Only three L-39s were on the flight line Friday evening before they were pushed off into hangers prior to the thunderstorm.
Kirby said the team does not fly in rain.
“It’s like taking sandpaper to the aircraft,” he said. “It just peels off the paint. We don’t fly in rain.”
The star of Friday’s show was Art Nalls in his Sea Harrier hover jet.
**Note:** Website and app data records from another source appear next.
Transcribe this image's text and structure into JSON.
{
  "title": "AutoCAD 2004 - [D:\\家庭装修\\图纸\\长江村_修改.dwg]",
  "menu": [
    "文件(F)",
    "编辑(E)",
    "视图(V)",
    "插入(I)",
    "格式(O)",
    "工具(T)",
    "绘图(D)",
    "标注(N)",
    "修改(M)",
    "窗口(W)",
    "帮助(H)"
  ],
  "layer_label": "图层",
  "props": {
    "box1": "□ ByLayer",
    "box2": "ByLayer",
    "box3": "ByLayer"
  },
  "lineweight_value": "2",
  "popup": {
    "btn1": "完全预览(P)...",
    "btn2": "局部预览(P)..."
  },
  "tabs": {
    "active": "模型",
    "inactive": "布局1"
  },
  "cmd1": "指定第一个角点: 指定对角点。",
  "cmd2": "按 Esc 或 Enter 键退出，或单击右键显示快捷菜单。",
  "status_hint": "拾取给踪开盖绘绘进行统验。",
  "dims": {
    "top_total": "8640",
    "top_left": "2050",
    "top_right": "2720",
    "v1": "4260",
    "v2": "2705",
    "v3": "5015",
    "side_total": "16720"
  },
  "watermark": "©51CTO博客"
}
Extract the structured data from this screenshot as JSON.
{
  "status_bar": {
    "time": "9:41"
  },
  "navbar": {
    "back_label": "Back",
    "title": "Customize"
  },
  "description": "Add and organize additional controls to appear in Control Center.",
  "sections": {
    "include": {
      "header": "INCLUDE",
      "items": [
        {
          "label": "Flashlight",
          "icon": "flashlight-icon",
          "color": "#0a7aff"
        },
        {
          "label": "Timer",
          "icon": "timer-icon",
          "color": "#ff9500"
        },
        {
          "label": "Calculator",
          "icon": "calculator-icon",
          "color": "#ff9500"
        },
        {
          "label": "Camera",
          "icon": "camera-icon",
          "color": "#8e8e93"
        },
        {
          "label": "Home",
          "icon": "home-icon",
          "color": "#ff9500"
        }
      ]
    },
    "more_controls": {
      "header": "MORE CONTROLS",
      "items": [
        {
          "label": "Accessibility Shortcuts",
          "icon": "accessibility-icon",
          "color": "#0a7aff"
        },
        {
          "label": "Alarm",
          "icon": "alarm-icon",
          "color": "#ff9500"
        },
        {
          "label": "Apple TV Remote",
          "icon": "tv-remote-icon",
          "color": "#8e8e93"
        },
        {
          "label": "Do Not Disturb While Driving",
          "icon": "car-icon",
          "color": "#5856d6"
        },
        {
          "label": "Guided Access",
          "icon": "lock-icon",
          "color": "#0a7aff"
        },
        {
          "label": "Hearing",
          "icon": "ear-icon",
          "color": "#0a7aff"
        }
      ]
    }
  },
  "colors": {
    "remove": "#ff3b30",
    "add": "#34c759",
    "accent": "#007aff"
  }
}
Nalls, a former Harrier test pilot, thrilled the sparse crowd before the rain and lightning came with high-speed flyovers, a moon walk flying 30 knots backwards and a bow to the crowd while hovering.
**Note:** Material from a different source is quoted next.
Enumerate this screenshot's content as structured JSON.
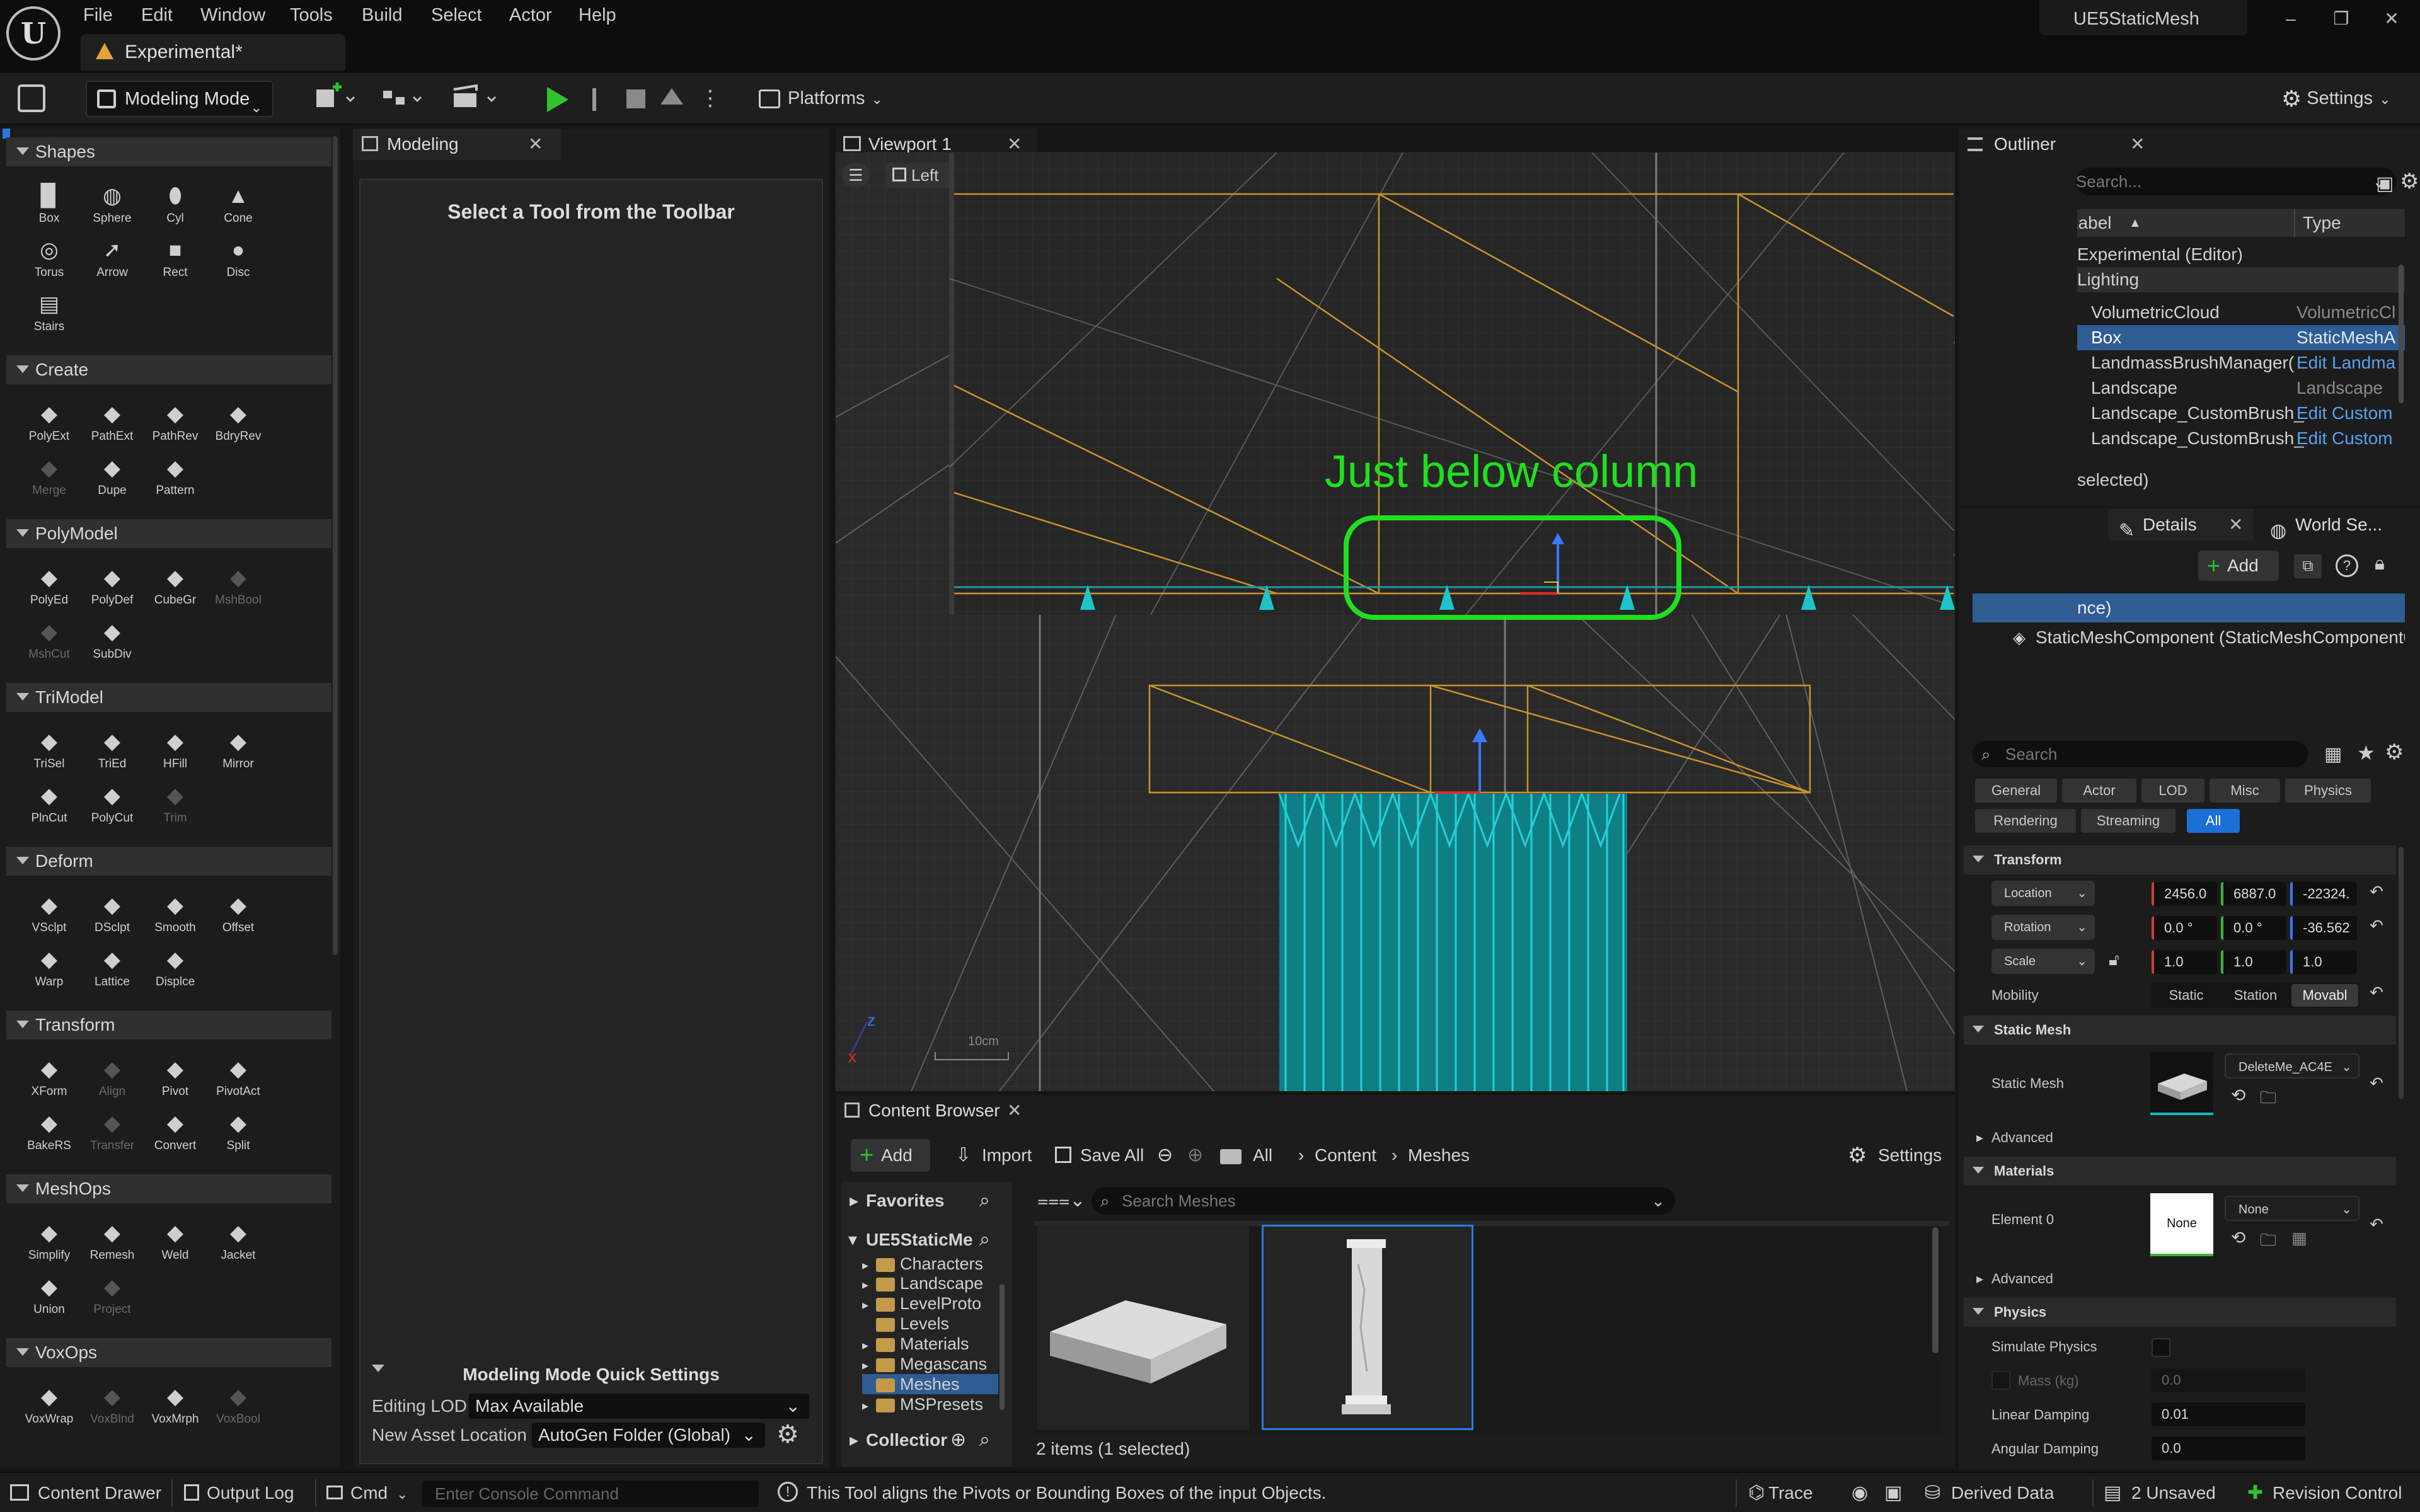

Gates at the Southern Wisconsin Regional Airport open today and tomorrow at 9 a.m. with shows both days beginning at 11:30 a.m.
All performers are scheduled both days, weather permitting.
Kealy opens up for AirFest
What do you do when your restaurant is surrounded by a full-blown air show?
If you’re Matt Kealy, you offer the everyday menu and operate during normal hours.
“We want to be a part of this great event,” Kealy said Friday during a break. “Just come on out for breakfast or lunch. We’re open from 6 a.m. until 3 p.m. both days.
One problem for Kealy is getting the word out regarding parking at Kealy’s Kafe.
“You don’t have to have an AirFest ticket to eat with us, and you can drive right up to the terminal like you always do,” he said. “We hope you are here to enjoy AirFest, but if not, come on out for breakfast or lunch.”
First in first aid
If you need first aid, volunteer nurses from Beloit Memorial Hospital are on call and on the scene all the time at AirFest.
“We are here for the minor things such as low or high blood pressure, bee stings, too much sun, minor cuts and things like that,” said Beloit Memorial Hospital’s Dr. Pierre Charles.
“For trauma situations, there are paramedics here for treatment and a trip to the hospital.”
Canadians at AirFest
“Did you know that Manitoba has the second highest concentration of French-speaker Canadians province-wise?” asked Master Capt. Graham Solomon of the Canadian Air Force.
“Really,” replied Capt. Max Chevalier, the only member of the Canadian group with a French name.
Solomon, Chevalier, Capt. Steve Brake and Capt. Jackie Book were at AirFest (at the end of the static flight line next to the KC-135 Stratotanker) to introduce spectators to the Grob 120A, a German basic trainer used by the Canadian Air Force.
The two Grob 120As are dwarfed by the KC-135, so look closely or you’ll miss them. The Canadians are all instructors at the fight training school in Southport, Manitoba.
And the province with the highest concentration of French-speaking Canadians?
“It’s Quebec, of course,” Solomon said.